Detention on a Global Scale: Punishment and Beyond on April 9 & 10

The growing use of detention in the United States and around the world is the focus of the conference “Detention on a Global Scale: Punishment and Beyond,” cohosted by the Arthur Liman Public Interest Program and the Orville H. Schell, Jr. Center for Human Rights to be held on April 9 and 10 at Yale Law School.

A record number of people—more than 11 million—are in detention worldwide. The costs and harms of the overuse of incarceration have raised grave questions about its morality.   Calls are emerging from many quarters to consider reform of detention practices that seek to improve respect for democratic values and human rights.

These issues will occupy participants in this conference, the first joint Arthur Liman Public Interest Colloquium and Robert L. Bernstein Human Rights Fellowship Symposium.
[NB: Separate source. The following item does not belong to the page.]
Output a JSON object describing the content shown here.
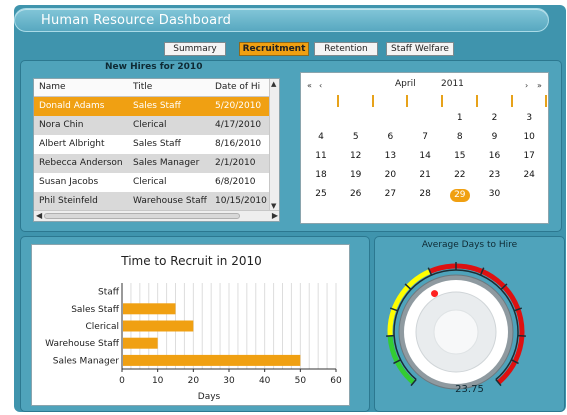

A diverse group – including scholars, former prisoners, prison officials, lawyers, judges, advocates law students, and Liman, Bernstein and Robina Fellows – will explore the theory, practice, and future of confinement.

The Colloquium begins with a discussion of Democracy and Detention. How and why have contemporary democracies have produced this expansive use of incarceration. What obligations does democracy impose on governments when they confine individuals? Which communities bear the brunt of incarceration? What variations exist—and why—across borders and governments?

A second panel, Detaining Outsiders: Migrants, Borders, and Security, explores the proliferation of immigration detention, as it becomes a common fixture of national strategies to manage geographical borders. The third panel, Punishment Before Trial, examines the issues associated with the more than 3.3 million people worldwide held in pretrial detention, sometimes for longer than the maximum sentences they would have received, if they were convicted. After a lunch focused on the Anatomy of American Punishment, the next session, Rights, Oversight, and Change, looks at the conditions of confinement and the roles played by “rights talk,” international law, and professional institutions. The concluding panel, The End(s) of Detention?, reflects on the history of prison reform and what “ends” ought to be in sight.

The institutional sponsors of this event are the Arthur Liman Public Interest Program and the Orville H. Schell, Jr. Center for International Human Rights. The Liman Program, founded in 1997 in honor of Arthur Liman ’57, convenes a colloquium yearly, teaches workshops at the Laws School, funds full-time postgraduate fellowships for Yale Law School graduates, and supports summer fellowships at Barnard, Brown, Harvard, Princeton, Spelman, and Yale. Liman Fellows—working on issues such as homelessness; indigent criminal defense; prisoners’, immigrants’, and workers’ rights; and juvenile justice—mirror Arthur Liman’s commitment to serve the needs of people and causes that can otherwise go unrepresented.

The Schell Center administers the Bernstein Fellowships, as well as the Robina Foundation Human Rights Fellowships. The Bernstein Fellowships were established at Yale Law School in 1997 to honor Robert Bernstein, the founder and former chair of Human Rights Watch and a tireless champion of human rights. Bernstein Fellowships enable recent Yale Law School graduates to work for a year to promote innovative and creative approaches to human rights advocacy. Robina Fellowships also provide a year of support to recent graduates of the Law School to work in international human rights courts and tribunals and intergovernmental and government human rights agencies.

This conference will bring current, past, and recently selected Liman, Bernstein, and Robina Fellows to the Law School to participate in the discussions and related events.